Assignment: Output the listing word for word, minus images.

Material for this task:
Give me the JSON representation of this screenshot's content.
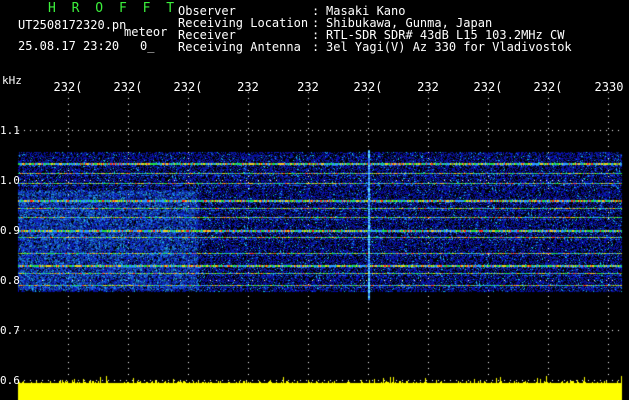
{
  "header": {
    "app_title": "H R O F F T",
    "filename": "UT2508172320.pn",
    "meteor_tag": "meteor",
    "datetime": "25.08.17 23:20",
    "count": "0_",
    "fields": [
      {
        "label": "Observer",
        "value": "Masaki Kano"
      },
      {
        "label": "Receiving Location",
        "value": "Shibukawa, Gunma, Japan"
      },
      {
        "label": "Receiver",
        "value": "RTL-SDR SDR# 43dB L15 103.2MHz CW"
      },
      {
        "label": "Receiving Antenna",
        "value": "3el Yagi(V) Az 330 for Vladivostok"
      }
    ],
    "colon": ":"
  },
  "axes": {
    "y_unit": "kHz",
    "x_ticks": [
      "232(",
      "232(",
      "232(",
      "232",
      "232",
      "232(",
      "232",
      "232(",
      "232(",
      "2330"
    ],
    "y_ticks": [
      "1.1",
      "1.0",
      "0.9",
      "0.8",
      "0.7",
      "0.6"
    ]
  },
  "spectrogram": {
    "y_range_khz": [
      0.6,
      1.1
    ],
    "signal_lines_khz": [
      1.035,
      1.015,
      0.995,
      0.96,
      0.945,
      0.925,
      0.9,
      0.885,
      0.855,
      0.83,
      0.815,
      0.79
    ],
    "meteor_burst_x_fraction": 0.58,
    "colors": {
      "background": "#000010",
      "noise": "#0a1aa8",
      "signal_hot": "#ff3010",
      "signal_warm": "#20e040",
      "level_bar": "#ffff00"
    }
  }
}
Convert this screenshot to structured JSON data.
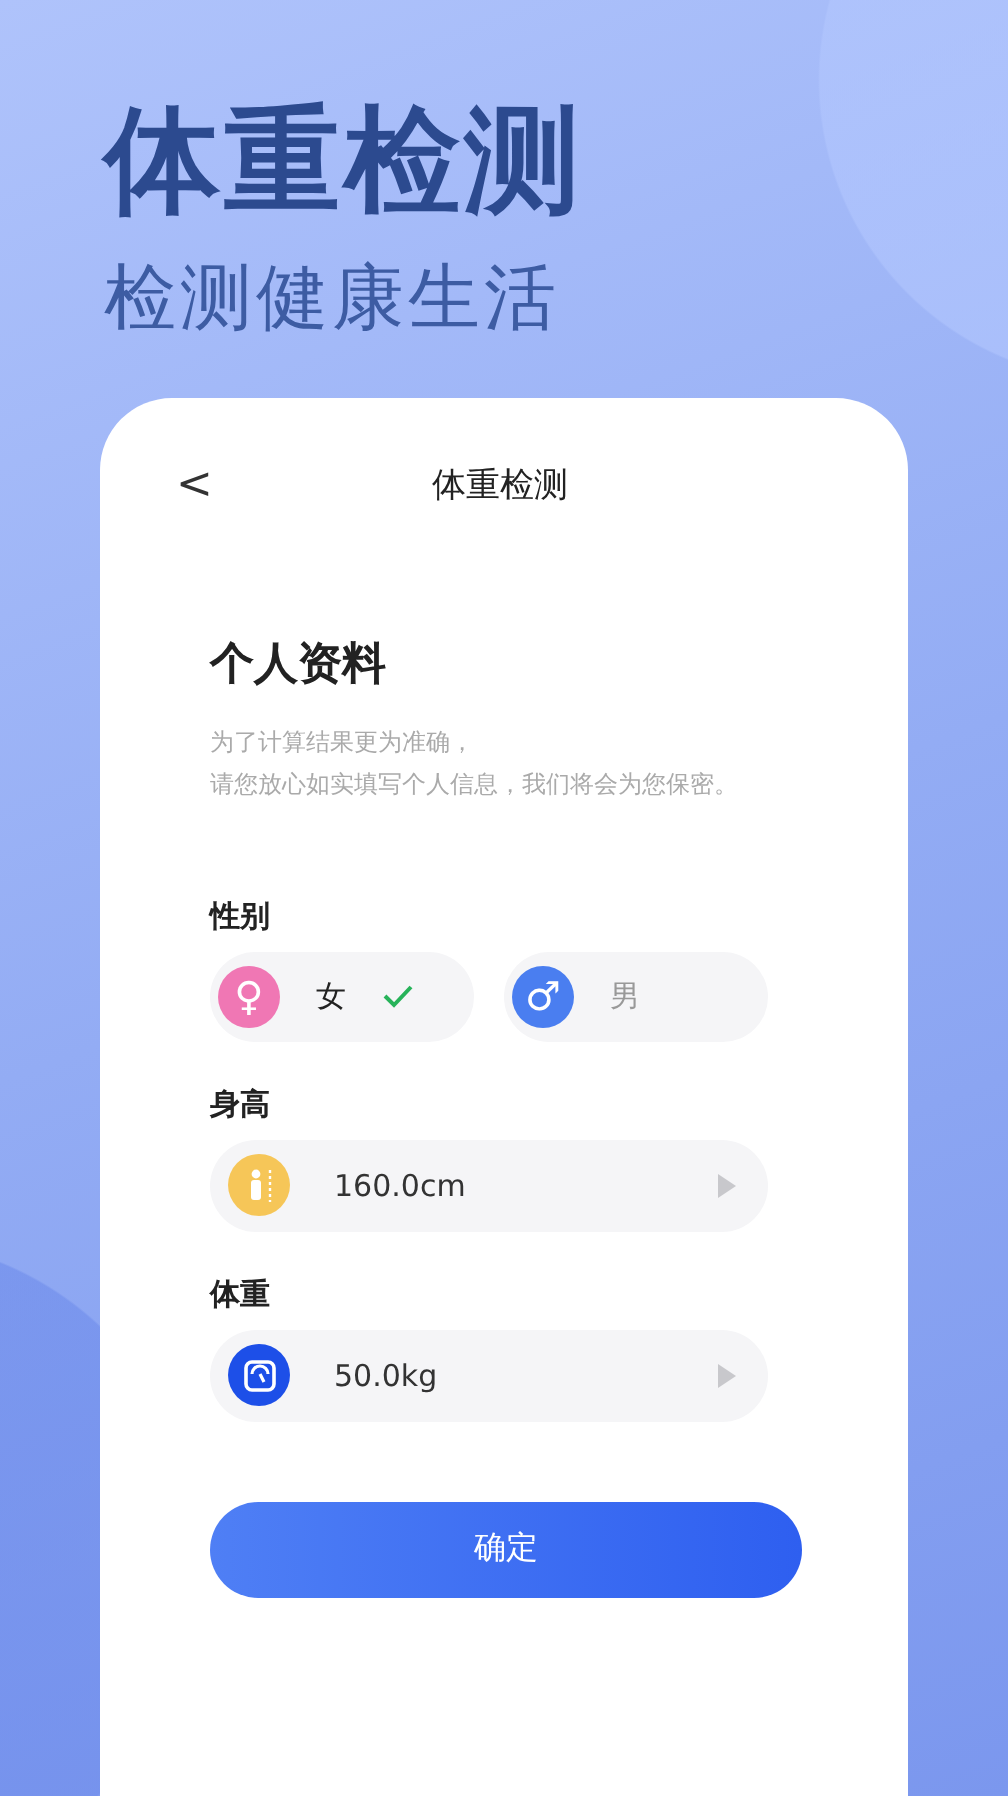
{
  "hero": {
    "title": "体重检测",
    "subtitle": "检测健康生活"
  },
  "screen": {
    "back": "<",
    "title": "体重检测"
  },
  "profile": {
    "heading": "个人资料",
    "description": [
      "为了计算结果更为准确，",
      "请您放心如实填写个人信息，我们将会为您保密。"
    ]
  },
  "gender": {
    "label": "性别",
    "options": [
      {
        "kind": "female",
        "symbol": "♀",
        "label": "女",
        "selected": true
      },
      {
        "kind": "male",
        "symbol": "♂",
        "label": "男",
        "selected": false
      }
    ]
  },
  "fields": [
    {
      "kind": "height",
      "label": "身高",
      "value": "160.0cm"
    },
    {
      "kind": "weight",
      "label": "体重",
      "value": "50.0kg"
    }
  ],
  "confirm_button": "确定"
}
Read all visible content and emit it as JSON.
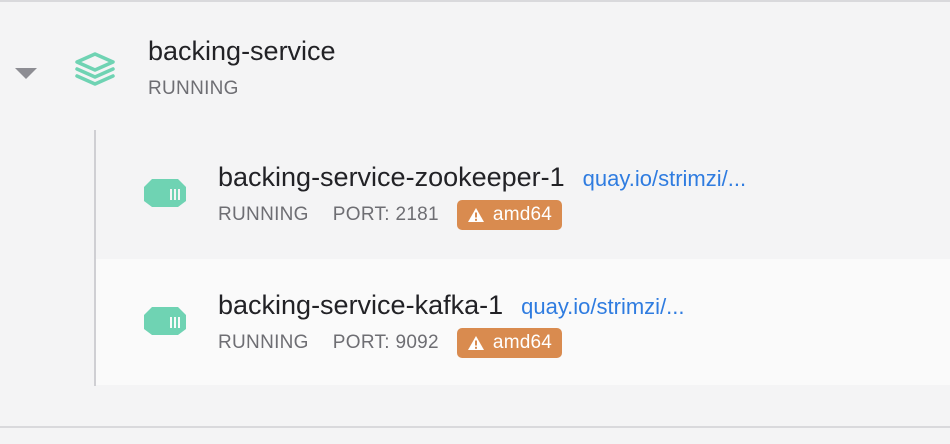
{
  "colors": {
    "accent_green": "#6fd3b3",
    "link_blue": "#2f7ce0",
    "warning_orange": "#d98b4f"
  },
  "group": {
    "name": "backing-service",
    "status": "RUNNING",
    "icon": "stack-icon",
    "expand_icon": "caret-down-icon"
  },
  "containers": [
    {
      "name": "backing-service-zookeeper-1",
      "image": "quay.io/strimzi/...",
      "status": "RUNNING",
      "port": "PORT: 2181",
      "arch_badge": "amd64",
      "icon": "container-icon",
      "badge_icon": "warning-icon"
    },
    {
      "name": "backing-service-kafka-1",
      "image": "quay.io/strimzi/...",
      "status": "RUNNING",
      "port": "PORT: 9092",
      "arch_badge": "amd64",
      "icon": "container-icon",
      "badge_icon": "warning-icon"
    }
  ]
}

Response area:
Give me the JSON representation of this screenshot's content.
{
  "header": {
    "app_title": "H R O F F T",
    "filename": "UT2508172320.pn",
    "meteor_tag": "meteor",
    "datetime": "25.08.17 23:20",
    "count": "0_",
    "fields": [
      {
        "label": "Observer",
        "value": "Masaki Kano"
      },
      {
        "label": "Receiving Location",
        "value": "Shibukawa, Gunma, Japan"
      },
      {
        "label": "Receiver",
        "value": "RTL-SDR SDR# 43dB L15 103.2MHz CW"
      },
      {
        "label": "Receiving Antenna",
        "value": "3el Yagi(V) Az 330 for Vladivostok"
      }
    ],
    "colon": ":"
  },
  "axes": {
    "y_unit": "kHz",
    "x_ticks": [
      "232(",
      "232(",
      "232(",
      "232",
      "232",
      "232(",
      "232",
      "232(",
      "232(",
      "2330"
    ],
    "y_ticks": [
      "1.1",
      "1.0",
      "0.9",
      "0.8",
      "0.7",
      "0.6"
    ]
  },
  "spectrogram": {
    "y_range_khz": [
      0.6,
      1.1
    ],
    "signal_lines_khz": [
      1.035,
      1.015,
      0.995,
      0.96,
      0.945,
      0.925,
      0.9,
      0.885,
      0.855,
      0.83,
      0.815,
      0.79
    ],
    "meteor_burst_x_fraction": 0.58,
    "colors": {
      "background": "#000010",
      "noise": "#0a1aa8",
      "signal_hot": "#ff3010",
      "signal_warm": "#20e040",
      "level_bar": "#ffff00"
    }
  }
}
Convert this screenshot to structured JSON data.
{
  "hero": {
    "title": "体重检测",
    "subtitle": "检测健康生活"
  },
  "screen": {
    "back": "<",
    "title": "体重检测"
  },
  "profile": {
    "heading": "个人资料",
    "description": [
      "为了计算结果更为准确，",
      "请您放心如实填写个人信息，我们将会为您保密。"
    ]
  },
  "gender": {
    "label": "性别",
    "options": [
      {
        "kind": "female",
        "symbol": "♀",
        "label": "女",
        "selected": true
      },
      {
        "kind": "male",
        "symbol": "♂",
        "label": "男",
        "selected": false
      }
    ]
  },
  "fields": [
    {
      "kind": "height",
      "label": "身高",
      "value": "160.0cm"
    },
    {
      "kind": "weight",
      "label": "体重",
      "value": "50.0kg"
    }
  ],
  "confirm_button": "确定"
}
Read all visible content and emit it as JSON.
{
  "colors": {
    "accent_green": "#6fd3b3",
    "link_blue": "#2f7ce0",
    "warning_orange": "#d98b4f"
  },
  "group": {
    "name": "backing-service",
    "status": "RUNNING",
    "icon": "stack-icon",
    "expand_icon": "caret-down-icon"
  },
  "containers": [
    {
      "name": "backing-service-zookeeper-1",
      "image": "quay.io/strimzi/...",
      "status": "RUNNING",
      "port": "PORT: 2181",
      "arch_badge": "amd64",
      "icon": "container-icon",
      "badge_icon": "warning-icon"
    },
    {
      "name": "backing-service-kafka-1",
      "image": "quay.io/strimzi/...",
      "status": "RUNNING",
      "port": "PORT: 9092",
      "arch_badge": "amd64",
      "icon": "container-icon",
      "badge_icon": "warning-icon"
    }
  ]
}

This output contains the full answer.